Outside of personal financial management, tell me about your favourite piece of technology in your life.

Apps: as a big embracer of tech, I use a variety of apps. All the obvious ones jump out, being Uber and Devileroo. Two of my favourites, however, are a little left field, being:

Sweatcoin: this is a mobile app that pays you for every outside step you take. The current exchange is 1000 steps for .95 ‘sweatcoins’; these coins can then be used to pay for items (I recently purchased a smart weighing scale) and they are soon to be introducing there own cryptocurrency and playing with the ability to pay your taxes.

I read a lot of tech journals and attend a lot of events; Sweatcoin was one from there. Im a big believer of immersing yourself in the industry you are in. Working in tech i must have gone to over 1,000 events so you find a lot of useless and useful information; Sweatcoin was a winner

Podcasts/Audiobooks: podcasts have changed the way I learn, I exercise and I relax. I currently subscribe to a variety of podcasts, from news, to entrepreneurship to sport. I love the ability to just listen and learn whilst getting on with my daily life. My top 3 podcasts to listen to are: 


Did you always want to be in finance, or work in technology?

I actually didn't know what I wanted to do leaving university; I went line by line through the Times Top 100 Places to Work and applied to anybody with a grad scheme. I got rejected from a few, changing my application each time. Eventually, this led to a number of interviews; I was blown away by Tesco. £1 in £8 at the time was spent there. Tesco had the ability to affect consumer decisions, store locations etc. I was sold and went into Finance.


What finance tips have you learned from your job that apply to your personal financial management?

Most of my professional life revolves around using data to enable us to make smarter business decisions, whether that is to change the price of a product or to increase/decrease opening hours. In my personal life the same attitude can be taken, data can come along in many forms but by doing your research you can make smarter and better informed financial decisions. Whether this is in investing or saving.

Another key skill that is easily transferable is goal setting. A famous Harvard study shows that those in the class who had written goals were making twice as much as those who hadn’t. Decide what you want to achieve in your personal finances and write them down. Make sure you judge yourself on them very much like a performance review.


We should always be learning; tell me what your favourite read was (book, blog, newsletter or otherwise), and why?

As I mentioned before I have recently got into podcasts and the one I am enjoying at the moment is Reid Hoffmann’s (founder of Linkedin) Masters of Scale; it shows how companies grow from zero. The podcast is set out like a detective story,  interviewing founders and business leaders. It is also the first American media programme to commit to a 50-50 gender balance for guests.


Any final comments for Wee Scot Finance readers?

Love what you do, and do what you love.
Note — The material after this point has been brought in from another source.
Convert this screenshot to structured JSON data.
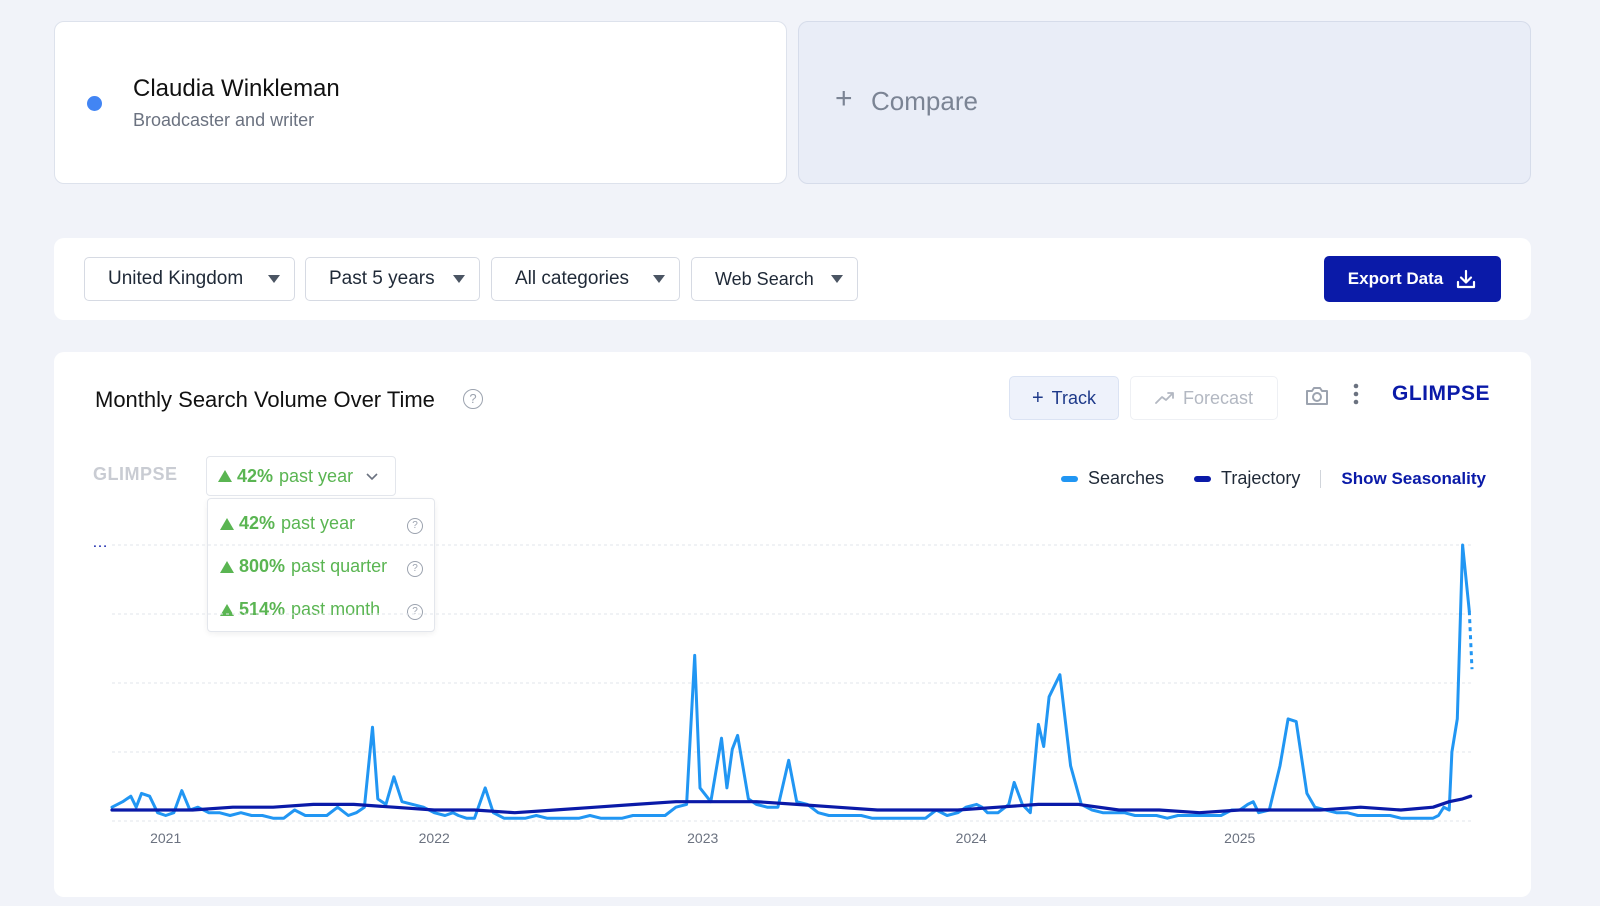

Nothing is out of reach in this day and age. Set your goals and make a plan to reach them.

If you are looking for further CFO blogs, check them out here.